Provided data:
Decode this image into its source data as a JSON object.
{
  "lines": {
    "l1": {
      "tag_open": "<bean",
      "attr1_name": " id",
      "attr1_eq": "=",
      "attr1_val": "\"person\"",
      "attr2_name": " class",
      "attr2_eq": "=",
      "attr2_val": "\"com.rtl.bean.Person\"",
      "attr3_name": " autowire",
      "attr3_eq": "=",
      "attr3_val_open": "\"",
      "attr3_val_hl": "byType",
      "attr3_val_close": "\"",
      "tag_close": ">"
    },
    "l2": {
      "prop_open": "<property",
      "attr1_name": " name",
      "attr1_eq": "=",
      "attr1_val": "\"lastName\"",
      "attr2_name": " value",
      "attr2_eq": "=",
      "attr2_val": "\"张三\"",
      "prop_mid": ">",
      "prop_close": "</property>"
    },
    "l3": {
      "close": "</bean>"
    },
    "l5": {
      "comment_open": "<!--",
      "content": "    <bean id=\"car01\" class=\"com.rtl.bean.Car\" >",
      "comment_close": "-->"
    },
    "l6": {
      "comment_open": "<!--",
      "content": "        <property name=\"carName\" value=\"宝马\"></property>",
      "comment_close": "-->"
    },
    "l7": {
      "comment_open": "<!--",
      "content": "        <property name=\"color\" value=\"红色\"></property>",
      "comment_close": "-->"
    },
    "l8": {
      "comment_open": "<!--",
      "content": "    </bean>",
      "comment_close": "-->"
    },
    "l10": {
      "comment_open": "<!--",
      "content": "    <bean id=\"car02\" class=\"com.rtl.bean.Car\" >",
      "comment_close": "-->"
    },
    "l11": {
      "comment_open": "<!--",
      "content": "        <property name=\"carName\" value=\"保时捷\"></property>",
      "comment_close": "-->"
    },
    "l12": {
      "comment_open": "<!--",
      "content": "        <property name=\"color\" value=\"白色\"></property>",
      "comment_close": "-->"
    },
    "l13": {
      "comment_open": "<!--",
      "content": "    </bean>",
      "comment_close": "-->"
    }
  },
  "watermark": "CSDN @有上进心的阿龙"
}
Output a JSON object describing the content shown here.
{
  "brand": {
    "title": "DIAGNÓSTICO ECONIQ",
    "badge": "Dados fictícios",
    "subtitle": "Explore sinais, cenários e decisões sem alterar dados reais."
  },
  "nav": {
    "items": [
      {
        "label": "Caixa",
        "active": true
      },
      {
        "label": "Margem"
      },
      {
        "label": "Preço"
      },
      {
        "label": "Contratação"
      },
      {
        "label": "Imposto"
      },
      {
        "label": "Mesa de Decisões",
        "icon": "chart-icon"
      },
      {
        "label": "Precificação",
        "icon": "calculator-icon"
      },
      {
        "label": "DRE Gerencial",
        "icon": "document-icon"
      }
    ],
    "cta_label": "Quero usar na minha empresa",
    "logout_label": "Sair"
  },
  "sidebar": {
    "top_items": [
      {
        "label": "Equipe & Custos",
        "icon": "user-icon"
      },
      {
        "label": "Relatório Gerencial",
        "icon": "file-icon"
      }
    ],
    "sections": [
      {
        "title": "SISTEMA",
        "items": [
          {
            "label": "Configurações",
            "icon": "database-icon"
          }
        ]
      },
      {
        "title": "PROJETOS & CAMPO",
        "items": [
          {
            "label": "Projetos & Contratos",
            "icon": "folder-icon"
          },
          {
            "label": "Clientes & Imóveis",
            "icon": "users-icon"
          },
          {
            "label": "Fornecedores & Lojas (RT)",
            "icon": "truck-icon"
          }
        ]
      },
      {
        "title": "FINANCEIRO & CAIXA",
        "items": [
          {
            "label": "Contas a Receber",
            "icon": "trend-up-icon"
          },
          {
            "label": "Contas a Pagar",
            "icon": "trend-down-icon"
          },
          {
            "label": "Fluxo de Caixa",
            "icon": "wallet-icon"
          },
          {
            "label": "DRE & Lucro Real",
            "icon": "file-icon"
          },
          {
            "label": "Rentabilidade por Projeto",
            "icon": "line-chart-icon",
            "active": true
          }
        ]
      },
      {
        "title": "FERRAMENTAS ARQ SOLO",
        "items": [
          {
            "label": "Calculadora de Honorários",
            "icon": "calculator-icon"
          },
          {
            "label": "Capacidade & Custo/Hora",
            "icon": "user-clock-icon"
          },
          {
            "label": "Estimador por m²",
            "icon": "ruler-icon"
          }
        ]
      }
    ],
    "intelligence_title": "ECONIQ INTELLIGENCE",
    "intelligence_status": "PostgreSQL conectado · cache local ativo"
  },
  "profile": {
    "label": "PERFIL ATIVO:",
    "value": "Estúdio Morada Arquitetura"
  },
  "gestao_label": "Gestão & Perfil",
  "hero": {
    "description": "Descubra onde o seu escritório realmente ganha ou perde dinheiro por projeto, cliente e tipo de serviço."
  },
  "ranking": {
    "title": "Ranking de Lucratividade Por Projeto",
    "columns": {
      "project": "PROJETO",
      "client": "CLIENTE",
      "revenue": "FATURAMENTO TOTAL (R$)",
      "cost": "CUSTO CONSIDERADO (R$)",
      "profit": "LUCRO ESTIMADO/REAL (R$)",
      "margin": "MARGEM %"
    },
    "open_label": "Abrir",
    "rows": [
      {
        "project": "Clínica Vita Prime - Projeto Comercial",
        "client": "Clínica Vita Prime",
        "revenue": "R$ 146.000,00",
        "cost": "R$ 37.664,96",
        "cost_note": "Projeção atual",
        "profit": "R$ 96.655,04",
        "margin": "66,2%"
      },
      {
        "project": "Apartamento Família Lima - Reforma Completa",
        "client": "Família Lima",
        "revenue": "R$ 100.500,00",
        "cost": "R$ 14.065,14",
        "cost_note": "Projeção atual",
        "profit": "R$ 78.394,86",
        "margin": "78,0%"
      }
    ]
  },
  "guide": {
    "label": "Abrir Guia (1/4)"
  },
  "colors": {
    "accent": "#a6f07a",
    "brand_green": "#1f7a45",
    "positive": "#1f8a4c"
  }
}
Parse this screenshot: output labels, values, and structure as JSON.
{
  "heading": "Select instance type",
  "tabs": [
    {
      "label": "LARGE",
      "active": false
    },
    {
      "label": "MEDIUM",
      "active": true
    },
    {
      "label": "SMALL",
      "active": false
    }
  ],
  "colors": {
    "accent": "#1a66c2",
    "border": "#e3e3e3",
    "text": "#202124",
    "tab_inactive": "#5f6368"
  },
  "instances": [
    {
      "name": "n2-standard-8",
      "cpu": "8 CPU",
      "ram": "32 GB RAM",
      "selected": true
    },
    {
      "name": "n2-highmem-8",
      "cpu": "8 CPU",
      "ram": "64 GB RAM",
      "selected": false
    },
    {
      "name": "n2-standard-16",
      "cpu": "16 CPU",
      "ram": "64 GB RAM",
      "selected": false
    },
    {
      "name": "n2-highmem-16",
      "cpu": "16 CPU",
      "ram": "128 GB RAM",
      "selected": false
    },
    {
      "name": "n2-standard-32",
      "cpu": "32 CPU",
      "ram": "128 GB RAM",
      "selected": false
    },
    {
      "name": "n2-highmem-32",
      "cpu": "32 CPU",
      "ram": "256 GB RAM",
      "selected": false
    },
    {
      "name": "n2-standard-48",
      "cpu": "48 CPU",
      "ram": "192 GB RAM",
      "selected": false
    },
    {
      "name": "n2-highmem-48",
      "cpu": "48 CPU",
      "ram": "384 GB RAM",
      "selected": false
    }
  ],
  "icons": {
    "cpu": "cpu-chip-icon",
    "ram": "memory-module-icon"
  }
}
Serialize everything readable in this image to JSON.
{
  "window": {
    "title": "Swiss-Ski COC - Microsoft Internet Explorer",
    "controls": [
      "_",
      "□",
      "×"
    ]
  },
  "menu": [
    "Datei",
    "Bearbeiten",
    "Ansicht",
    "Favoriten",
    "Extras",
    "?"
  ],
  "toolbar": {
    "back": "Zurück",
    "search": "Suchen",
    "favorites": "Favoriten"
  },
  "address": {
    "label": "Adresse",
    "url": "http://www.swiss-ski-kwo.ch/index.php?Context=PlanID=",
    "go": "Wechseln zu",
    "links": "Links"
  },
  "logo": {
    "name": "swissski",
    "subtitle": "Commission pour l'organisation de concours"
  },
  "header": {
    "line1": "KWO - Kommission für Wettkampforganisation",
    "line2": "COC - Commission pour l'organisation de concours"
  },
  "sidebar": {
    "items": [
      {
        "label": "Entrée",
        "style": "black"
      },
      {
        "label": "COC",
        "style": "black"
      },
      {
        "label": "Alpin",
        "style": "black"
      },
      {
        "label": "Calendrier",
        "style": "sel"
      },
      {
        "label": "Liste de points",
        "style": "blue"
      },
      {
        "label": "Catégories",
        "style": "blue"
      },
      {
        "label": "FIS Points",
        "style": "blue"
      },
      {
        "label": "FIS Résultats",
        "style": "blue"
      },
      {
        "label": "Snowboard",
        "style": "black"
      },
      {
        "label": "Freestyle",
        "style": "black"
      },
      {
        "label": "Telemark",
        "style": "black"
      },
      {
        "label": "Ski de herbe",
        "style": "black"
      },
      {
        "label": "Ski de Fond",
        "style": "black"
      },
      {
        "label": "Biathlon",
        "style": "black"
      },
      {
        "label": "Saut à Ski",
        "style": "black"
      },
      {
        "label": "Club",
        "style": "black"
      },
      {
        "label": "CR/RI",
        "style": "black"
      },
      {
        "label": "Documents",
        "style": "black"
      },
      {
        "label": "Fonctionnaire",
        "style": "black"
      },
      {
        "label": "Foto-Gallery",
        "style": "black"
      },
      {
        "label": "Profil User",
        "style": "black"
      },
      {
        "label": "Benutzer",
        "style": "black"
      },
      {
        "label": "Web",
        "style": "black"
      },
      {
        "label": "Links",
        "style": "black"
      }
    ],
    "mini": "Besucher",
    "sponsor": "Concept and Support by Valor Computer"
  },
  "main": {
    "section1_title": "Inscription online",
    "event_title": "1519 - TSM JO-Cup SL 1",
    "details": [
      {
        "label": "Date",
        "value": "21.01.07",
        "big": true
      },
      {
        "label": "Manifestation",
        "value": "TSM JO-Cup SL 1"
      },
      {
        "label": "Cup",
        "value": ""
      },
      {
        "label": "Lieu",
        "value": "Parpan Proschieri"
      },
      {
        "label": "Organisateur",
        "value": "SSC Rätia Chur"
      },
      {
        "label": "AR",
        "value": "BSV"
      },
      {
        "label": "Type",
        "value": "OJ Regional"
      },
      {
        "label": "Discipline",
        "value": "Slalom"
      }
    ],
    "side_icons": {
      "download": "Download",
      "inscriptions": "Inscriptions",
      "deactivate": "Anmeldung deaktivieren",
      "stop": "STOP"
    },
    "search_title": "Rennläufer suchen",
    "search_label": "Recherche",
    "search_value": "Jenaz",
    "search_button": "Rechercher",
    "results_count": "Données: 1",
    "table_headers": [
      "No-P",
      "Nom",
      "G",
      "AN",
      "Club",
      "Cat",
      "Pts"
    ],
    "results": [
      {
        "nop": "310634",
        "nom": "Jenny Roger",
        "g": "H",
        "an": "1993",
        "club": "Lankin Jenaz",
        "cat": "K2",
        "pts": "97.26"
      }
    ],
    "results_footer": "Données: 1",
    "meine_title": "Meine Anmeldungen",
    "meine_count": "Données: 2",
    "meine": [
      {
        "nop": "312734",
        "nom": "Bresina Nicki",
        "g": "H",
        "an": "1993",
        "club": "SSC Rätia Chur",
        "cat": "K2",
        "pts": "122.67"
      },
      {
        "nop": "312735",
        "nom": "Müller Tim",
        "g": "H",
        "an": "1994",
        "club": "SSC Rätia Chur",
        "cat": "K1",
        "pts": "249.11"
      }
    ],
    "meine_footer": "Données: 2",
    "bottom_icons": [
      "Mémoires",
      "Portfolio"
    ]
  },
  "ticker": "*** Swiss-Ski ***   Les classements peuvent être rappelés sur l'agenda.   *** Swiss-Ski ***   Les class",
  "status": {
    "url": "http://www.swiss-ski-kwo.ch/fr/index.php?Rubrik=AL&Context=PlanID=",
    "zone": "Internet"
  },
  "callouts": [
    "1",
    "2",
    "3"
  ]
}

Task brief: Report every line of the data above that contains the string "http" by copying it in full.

Result of this task:
    "url": "http://www.swiss-ski-kwo.ch/index.php?Context=PlanID=",
    "url": "http://www.swiss-ski-kwo.ch/fr/index.php?Rubrik=AL&Context=PlanID=",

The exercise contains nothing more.